→ Description of the task: Retype the following data exactly, but leave its pictures out.

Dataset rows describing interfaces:
-- -- --
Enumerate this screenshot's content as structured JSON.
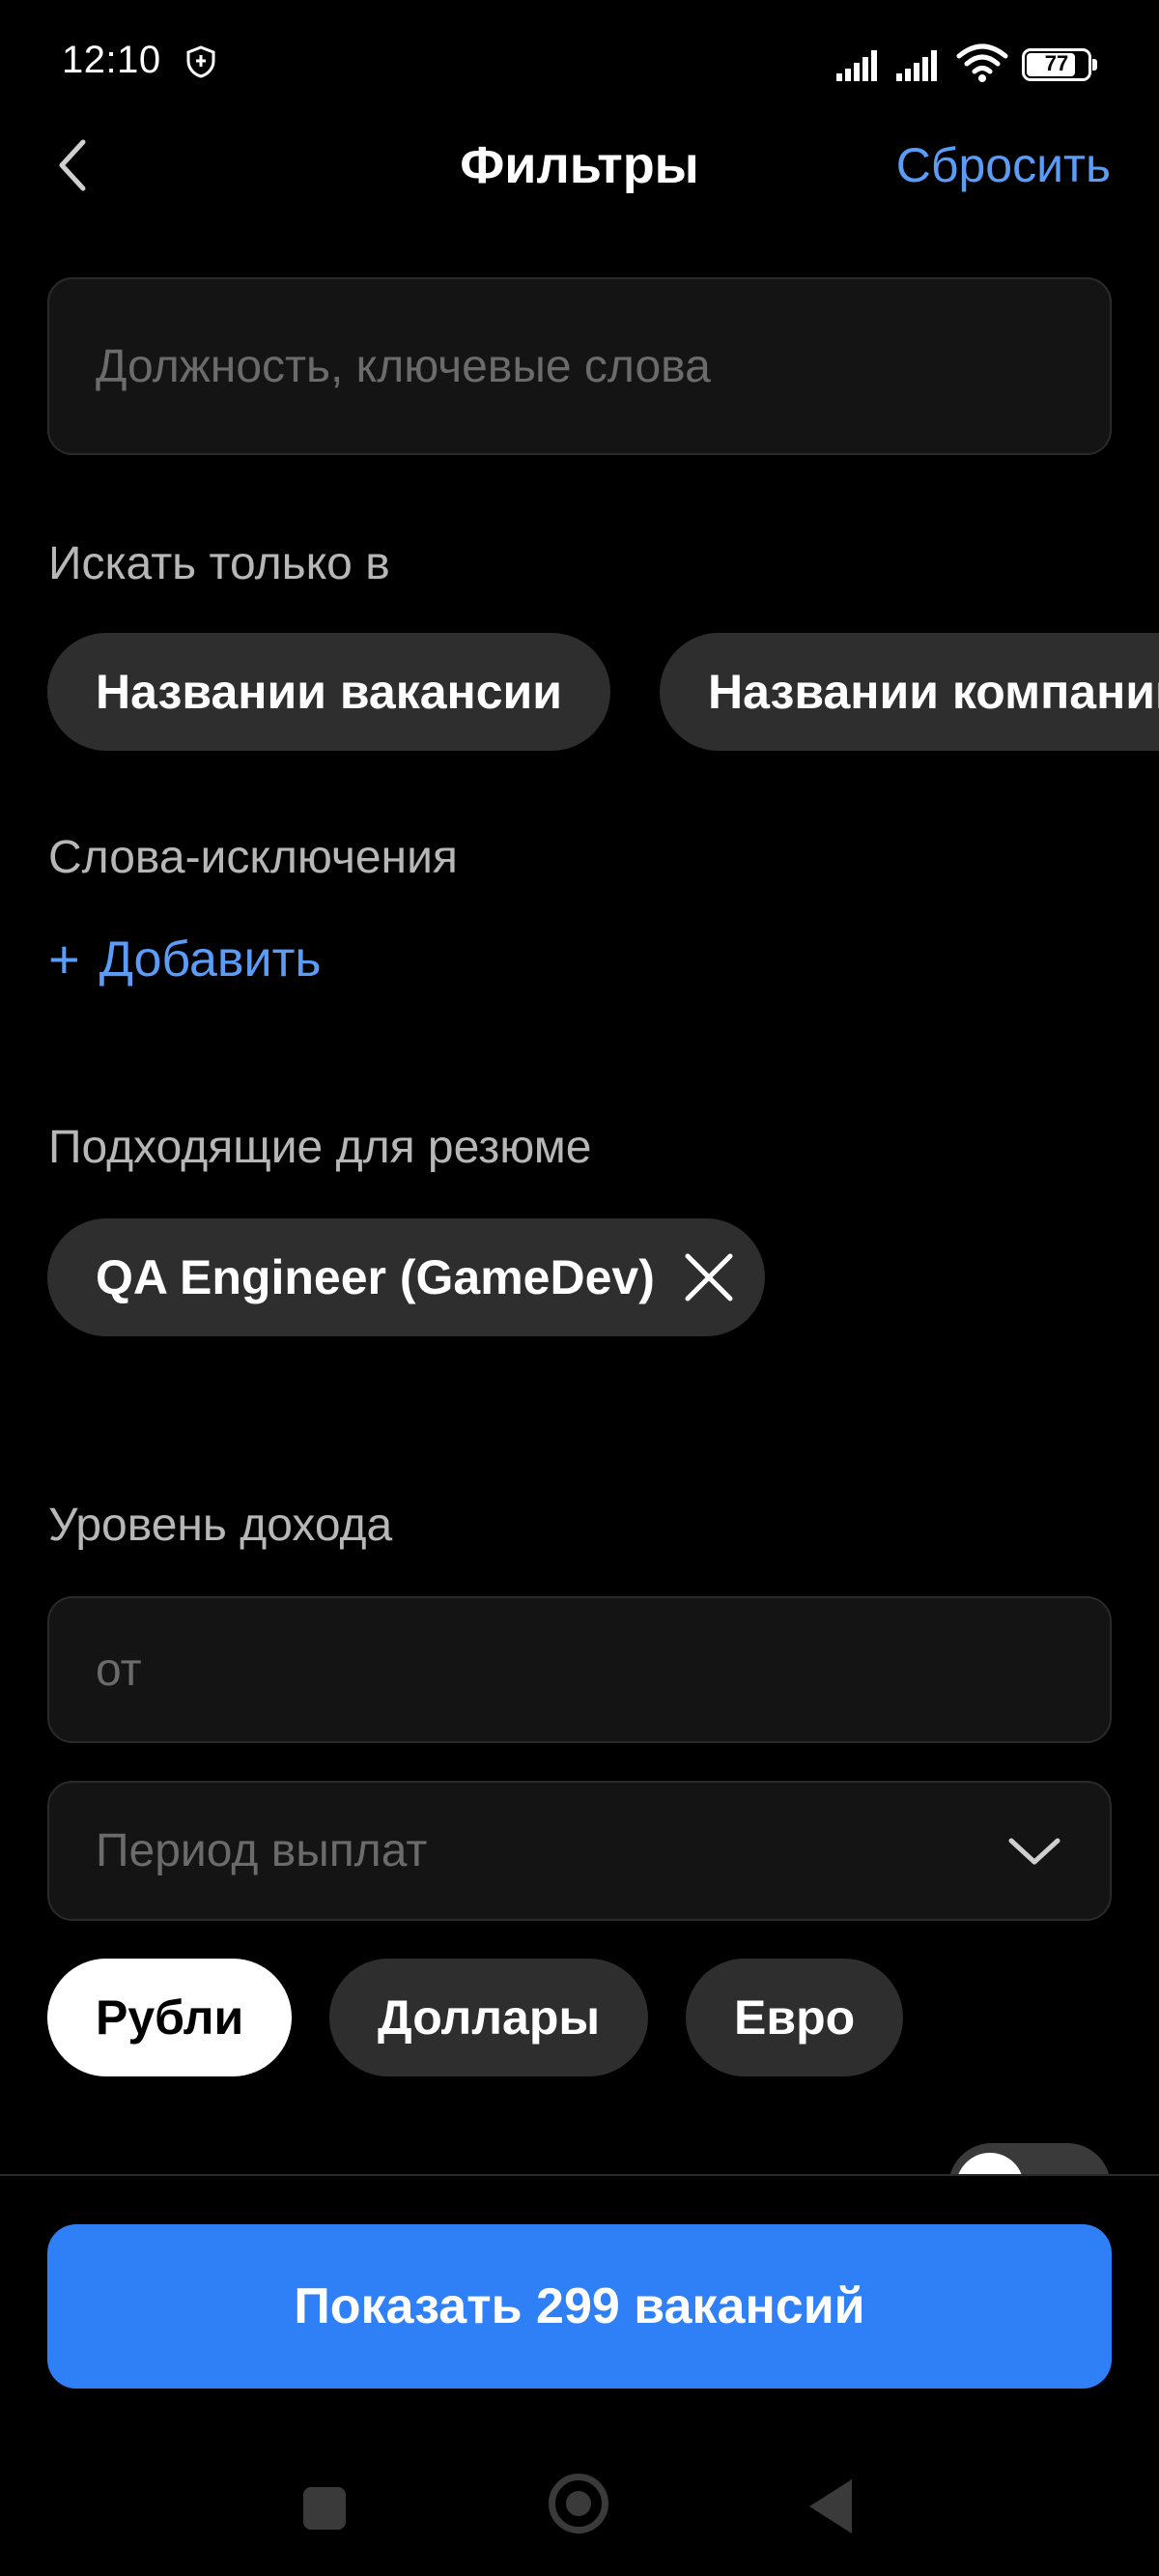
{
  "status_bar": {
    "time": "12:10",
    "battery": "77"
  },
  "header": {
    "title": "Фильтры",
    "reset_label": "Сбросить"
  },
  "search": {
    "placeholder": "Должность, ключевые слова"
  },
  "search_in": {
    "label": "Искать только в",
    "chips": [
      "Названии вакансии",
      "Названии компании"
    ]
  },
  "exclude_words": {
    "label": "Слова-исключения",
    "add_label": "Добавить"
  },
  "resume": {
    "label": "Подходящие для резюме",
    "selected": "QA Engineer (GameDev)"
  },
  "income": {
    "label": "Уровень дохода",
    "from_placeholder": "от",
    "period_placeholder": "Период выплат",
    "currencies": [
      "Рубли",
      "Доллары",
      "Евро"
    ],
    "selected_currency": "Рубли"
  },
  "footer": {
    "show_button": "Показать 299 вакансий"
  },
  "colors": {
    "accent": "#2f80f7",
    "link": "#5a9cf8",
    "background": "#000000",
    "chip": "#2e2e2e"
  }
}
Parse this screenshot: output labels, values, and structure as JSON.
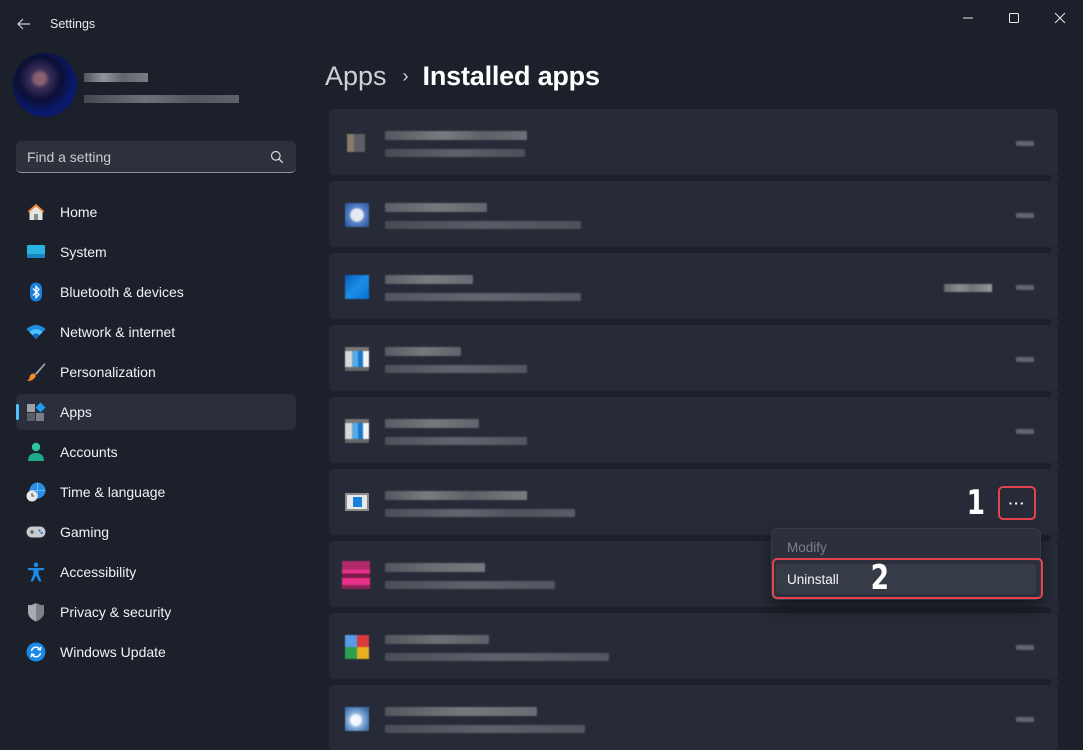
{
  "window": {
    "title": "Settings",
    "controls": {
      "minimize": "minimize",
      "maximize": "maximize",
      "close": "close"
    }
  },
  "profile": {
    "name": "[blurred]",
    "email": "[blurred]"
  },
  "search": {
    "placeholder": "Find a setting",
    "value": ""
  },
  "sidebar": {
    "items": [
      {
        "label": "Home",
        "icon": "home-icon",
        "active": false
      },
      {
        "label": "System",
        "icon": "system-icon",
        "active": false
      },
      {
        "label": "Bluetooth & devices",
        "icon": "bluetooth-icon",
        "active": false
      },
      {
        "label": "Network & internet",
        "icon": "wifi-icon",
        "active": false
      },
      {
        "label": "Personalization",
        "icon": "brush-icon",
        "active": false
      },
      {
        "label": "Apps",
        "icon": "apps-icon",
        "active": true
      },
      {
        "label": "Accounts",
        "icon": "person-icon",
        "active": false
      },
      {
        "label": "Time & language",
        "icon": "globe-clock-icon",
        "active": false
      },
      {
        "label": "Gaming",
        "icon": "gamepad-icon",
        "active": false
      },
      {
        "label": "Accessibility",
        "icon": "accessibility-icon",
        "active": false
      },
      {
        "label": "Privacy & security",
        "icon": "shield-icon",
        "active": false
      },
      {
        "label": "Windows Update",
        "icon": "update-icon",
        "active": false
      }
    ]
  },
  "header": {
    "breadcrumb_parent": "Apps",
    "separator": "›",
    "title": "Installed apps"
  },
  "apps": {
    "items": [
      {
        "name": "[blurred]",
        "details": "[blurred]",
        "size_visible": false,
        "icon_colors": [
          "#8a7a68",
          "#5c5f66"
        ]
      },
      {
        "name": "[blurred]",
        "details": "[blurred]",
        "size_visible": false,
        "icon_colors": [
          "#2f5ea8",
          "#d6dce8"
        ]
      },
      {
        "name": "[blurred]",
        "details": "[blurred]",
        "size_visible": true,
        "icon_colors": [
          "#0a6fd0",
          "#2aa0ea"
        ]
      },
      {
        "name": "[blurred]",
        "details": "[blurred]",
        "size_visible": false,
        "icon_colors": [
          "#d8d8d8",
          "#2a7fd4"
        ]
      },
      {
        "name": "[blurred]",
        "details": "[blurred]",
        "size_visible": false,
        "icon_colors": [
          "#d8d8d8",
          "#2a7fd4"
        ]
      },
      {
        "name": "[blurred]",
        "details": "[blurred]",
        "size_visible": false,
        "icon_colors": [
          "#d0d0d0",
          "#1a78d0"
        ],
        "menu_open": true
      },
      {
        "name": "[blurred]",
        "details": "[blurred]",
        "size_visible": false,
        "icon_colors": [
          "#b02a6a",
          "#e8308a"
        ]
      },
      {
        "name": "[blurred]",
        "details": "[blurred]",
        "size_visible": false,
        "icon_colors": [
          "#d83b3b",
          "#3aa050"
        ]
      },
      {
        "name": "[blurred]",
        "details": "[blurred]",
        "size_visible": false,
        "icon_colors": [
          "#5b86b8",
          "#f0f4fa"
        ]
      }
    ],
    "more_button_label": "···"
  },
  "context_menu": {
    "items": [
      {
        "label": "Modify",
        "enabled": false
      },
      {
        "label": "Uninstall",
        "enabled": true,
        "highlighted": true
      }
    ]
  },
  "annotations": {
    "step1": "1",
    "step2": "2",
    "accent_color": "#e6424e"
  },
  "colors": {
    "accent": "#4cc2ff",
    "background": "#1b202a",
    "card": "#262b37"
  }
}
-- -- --
→ Answer section:
Enumerate this screenshot's content as structured JSON.
{
  "status_bar": {
    "time": "12:10",
    "battery": "77"
  },
  "header": {
    "title": "Фильтры",
    "reset_label": "Сбросить"
  },
  "search": {
    "placeholder": "Должность, ключевые слова"
  },
  "search_in": {
    "label": "Искать только в",
    "chips": [
      "Названии вакансии",
      "Названии компании"
    ]
  },
  "exclude_words": {
    "label": "Слова-исключения",
    "add_label": "Добавить"
  },
  "resume": {
    "label": "Подходящие для резюме",
    "selected": "QA Engineer (GameDev)"
  },
  "income": {
    "label": "Уровень дохода",
    "from_placeholder": "от",
    "period_placeholder": "Период выплат",
    "currencies": [
      "Рубли",
      "Доллары",
      "Евро"
    ],
    "selected_currency": "Рубли"
  },
  "footer": {
    "show_button": "Показать 299 вакансий"
  },
  "colors": {
    "accent": "#2f80f7",
    "link": "#5a9cf8",
    "background": "#000000",
    "chip": "#2e2e2e"
  }
}
Parse this screenshot: output labels, values, and structure as JSON.
{
  "window": {
    "title": "Settings",
    "controls": {
      "minimize": "minimize",
      "maximize": "maximize",
      "close": "close"
    }
  },
  "profile": {
    "name": "[blurred]",
    "email": "[blurred]"
  },
  "search": {
    "placeholder": "Find a setting",
    "value": ""
  },
  "sidebar": {
    "items": [
      {
        "label": "Home",
        "icon": "home-icon",
        "active": false
      },
      {
        "label": "System",
        "icon": "system-icon",
        "active": false
      },
      {
        "label": "Bluetooth & devices",
        "icon": "bluetooth-icon",
        "active": false
      },
      {
        "label": "Network & internet",
        "icon": "wifi-icon",
        "active": false
      },
      {
        "label": "Personalization",
        "icon": "brush-icon",
        "active": false
      },
      {
        "label": "Apps",
        "icon": "apps-icon",
        "active": true
      },
      {
        "label": "Accounts",
        "icon": "person-icon",
        "active": false
      },
      {
        "label": "Time & language",
        "icon": "globe-clock-icon",
        "active": false
      },
      {
        "label": "Gaming",
        "icon": "gamepad-icon",
        "active": false
      },
      {
        "label": "Accessibility",
        "icon": "accessibility-icon",
        "active": false
      },
      {
        "label": "Privacy & security",
        "icon": "shield-icon",
        "active": false
      },
      {
        "label": "Windows Update",
        "icon": "update-icon",
        "active": false
      }
    ]
  },
  "header": {
    "breadcrumb_parent": "Apps",
    "separator": "›",
    "title": "Installed apps"
  },
  "apps": {
    "items": [
      {
        "name": "[blurred]",
        "details": "[blurred]",
        "size_visible": false,
        "icon_colors": [
          "#8a7a68",
          "#5c5f66"
        ]
      },
      {
        "name": "[blurred]",
        "details": "[blurred]",
        "size_visible": false,
        "icon_colors": [
          "#2f5ea8",
          "#d6dce8"
        ]
      },
      {
        "name": "[blurred]",
        "details": "[blurred]",
        "size_visible": true,
        "icon_colors": [
          "#0a6fd0",
          "#2aa0ea"
        ]
      },
      {
        "name": "[blurred]",
        "details": "[blurred]",
        "size_visible": false,
        "icon_colors": [
          "#d8d8d8",
          "#2a7fd4"
        ]
      },
      {
        "name": "[blurred]",
        "details": "[blurred]",
        "size_visible": false,
        "icon_colors": [
          "#d8d8d8",
          "#2a7fd4"
        ]
      },
      {
        "name": "[blurred]",
        "details": "[blurred]",
        "size_visible": false,
        "icon_colors": [
          "#d0d0d0",
          "#1a78d0"
        ],
        "menu_open": true
      },
      {
        "name": "[blurred]",
        "details": "[blurred]",
        "size_visible": false,
        "icon_colors": [
          "#b02a6a",
          "#e8308a"
        ]
      },
      {
        "name": "[blurred]",
        "details": "[blurred]",
        "size_visible": false,
        "icon_colors": [
          "#d83b3b",
          "#3aa050"
        ]
      },
      {
        "name": "[blurred]",
        "details": "[blurred]",
        "size_visible": false,
        "icon_colors": [
          "#5b86b8",
          "#f0f4fa"
        ]
      }
    ],
    "more_button_label": "···"
  },
  "context_menu": {
    "items": [
      {
        "label": "Modify",
        "enabled": false
      },
      {
        "label": "Uninstall",
        "enabled": true,
        "highlighted": true
      }
    ]
  },
  "annotations": {
    "step1": "1",
    "step2": "2",
    "accent_color": "#e6424e"
  },
  "colors": {
    "accent": "#4cc2ff",
    "background": "#1b202a",
    "card": "#262b37"
  }
}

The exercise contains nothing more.